DUI Third & Fourth Offenses

The offense of driving under the influence of alcohol or drugs, commonly known as “DUI,” can carry severe penalties in Washington state. An arrest for suspected DUI can potentially lead to driver’s license suspension, even without a charge or conviction. The issue of whether a DUI suspect must submit to a blood or breath test for blood alcohol content (BAC) is also an ongoing matter of debate in the courts. State law increases the minimum penalty for DUI for people with prior DUI convictions, making the assistance of a Washington criminal defense lawyer with experience in Washington DUI cases a critical part of your response to a third or fourth DUI charge. We can help you by challenging the state’s evidence and working to minimize the impact of a charge on your life.

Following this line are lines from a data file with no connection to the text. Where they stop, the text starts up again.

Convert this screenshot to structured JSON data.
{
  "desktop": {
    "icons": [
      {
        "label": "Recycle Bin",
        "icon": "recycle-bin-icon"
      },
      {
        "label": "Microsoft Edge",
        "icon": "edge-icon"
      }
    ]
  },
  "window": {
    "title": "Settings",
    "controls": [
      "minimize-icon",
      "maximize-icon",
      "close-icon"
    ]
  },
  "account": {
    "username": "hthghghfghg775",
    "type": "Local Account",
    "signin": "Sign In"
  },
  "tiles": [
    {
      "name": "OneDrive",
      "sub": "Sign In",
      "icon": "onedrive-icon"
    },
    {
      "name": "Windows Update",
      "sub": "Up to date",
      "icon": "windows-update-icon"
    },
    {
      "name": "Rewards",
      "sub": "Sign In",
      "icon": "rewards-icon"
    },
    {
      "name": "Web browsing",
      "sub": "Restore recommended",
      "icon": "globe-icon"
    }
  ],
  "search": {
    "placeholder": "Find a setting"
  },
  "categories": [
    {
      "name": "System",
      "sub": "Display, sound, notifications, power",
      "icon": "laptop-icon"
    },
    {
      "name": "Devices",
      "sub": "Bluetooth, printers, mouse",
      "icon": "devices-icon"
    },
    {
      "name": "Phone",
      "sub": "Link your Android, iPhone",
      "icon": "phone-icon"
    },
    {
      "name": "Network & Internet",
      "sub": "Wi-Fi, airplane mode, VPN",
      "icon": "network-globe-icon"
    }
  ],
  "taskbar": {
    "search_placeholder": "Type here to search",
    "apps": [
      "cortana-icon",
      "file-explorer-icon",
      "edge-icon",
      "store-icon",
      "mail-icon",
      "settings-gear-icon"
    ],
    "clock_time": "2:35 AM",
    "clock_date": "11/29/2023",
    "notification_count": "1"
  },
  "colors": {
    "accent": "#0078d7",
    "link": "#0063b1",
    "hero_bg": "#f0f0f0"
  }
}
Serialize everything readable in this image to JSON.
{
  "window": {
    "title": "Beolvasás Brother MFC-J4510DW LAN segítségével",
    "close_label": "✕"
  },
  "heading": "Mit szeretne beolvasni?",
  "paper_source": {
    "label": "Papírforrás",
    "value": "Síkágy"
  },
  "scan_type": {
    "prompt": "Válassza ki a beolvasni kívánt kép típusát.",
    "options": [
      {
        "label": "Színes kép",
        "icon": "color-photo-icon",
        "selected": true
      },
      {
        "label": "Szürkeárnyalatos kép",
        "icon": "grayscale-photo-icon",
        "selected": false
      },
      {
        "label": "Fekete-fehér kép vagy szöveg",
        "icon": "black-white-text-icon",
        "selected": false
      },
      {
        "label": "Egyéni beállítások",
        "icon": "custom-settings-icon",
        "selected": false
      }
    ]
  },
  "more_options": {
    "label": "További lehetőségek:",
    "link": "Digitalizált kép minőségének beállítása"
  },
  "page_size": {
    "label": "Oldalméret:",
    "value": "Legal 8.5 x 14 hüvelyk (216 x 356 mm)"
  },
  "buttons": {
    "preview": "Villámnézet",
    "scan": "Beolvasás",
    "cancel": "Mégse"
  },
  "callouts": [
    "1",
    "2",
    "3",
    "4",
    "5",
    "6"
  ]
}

Driving Under the Influence

Washington defines DUI as driving a motor vehicle while under the influence of an intoxicating substance, including drugs and alcohol. This could even apply to medications obtained with a legal prescription. The state can charge a driver with DUI if they have evidence of impaired driving caused by alcohol or drugs. The law presumes that anyone driving with blood alcohol content (BAC) of 0.08 percent or greater, or who has that level of BAC within two hours of driving, has committed DUI. The state may present BAC test results as evidence, but may also rely on witness testimony and other evidence to establish a defendant’s alleged state of intoxication or impairment.

Third and Fourth Offense DUI

DUI is a gross misdemeanor under Washington law for a first offense, as well as for anyone with up to three prior DUI convictions during the prior seven years. A court may sentence a defendant convicted of any gross misdemeanor to up to one year in county jail, and may assess a fine of up to $5,000. Additionally, a court can order a defendant convicted of DUI to pay restitution to any victims for injuries or property damage that, according to the judge or jury, resulted from the DUI. As part of either a sentence or a plea agreement, a court may order a defendant into alcohol or substance abuse treatment, as well as other services.

Penalties for Third or Fourth DUI Offenses

If a defendant has two or three earlier DUI convictions during the seven-year period prior to the alleged offense, Washington law sets a higher minimum sentence than for individuals with fewer prior convictions. The minimums are the same whether it is a defendant’s third or fourth DUI conviction, but they vary depending on BAC test results. If a defendant’s BAC was lower than 0.15 percent, or if the state lacks BAC evidence for some reason other than the defendant’s refusal to submit to a blood or breath test, the minimum jail sentence is ninety days, or 120 days of electronic home monitoring. The defendant bears the costs of home monitoring. The minimum fine is $1,000. If the defendant’s BAC was 0.15 or higher, or if the defendant refused the BAC test, the minimum sentence is 120 days in jail or 150 days of home monitoring, and/or a $1,500 fine.

A Washington criminal defense attorney who understands Washington’s criminal laws can help guide you through your third or fourth DUI case. Timothy L. Healy has represented defendants in DUI matters throughout Washington state for over fifteen years, including Bellevue and King County. To schedule a free and confidential consultation with a member of our team, contact us today online or at (888) 312-3093.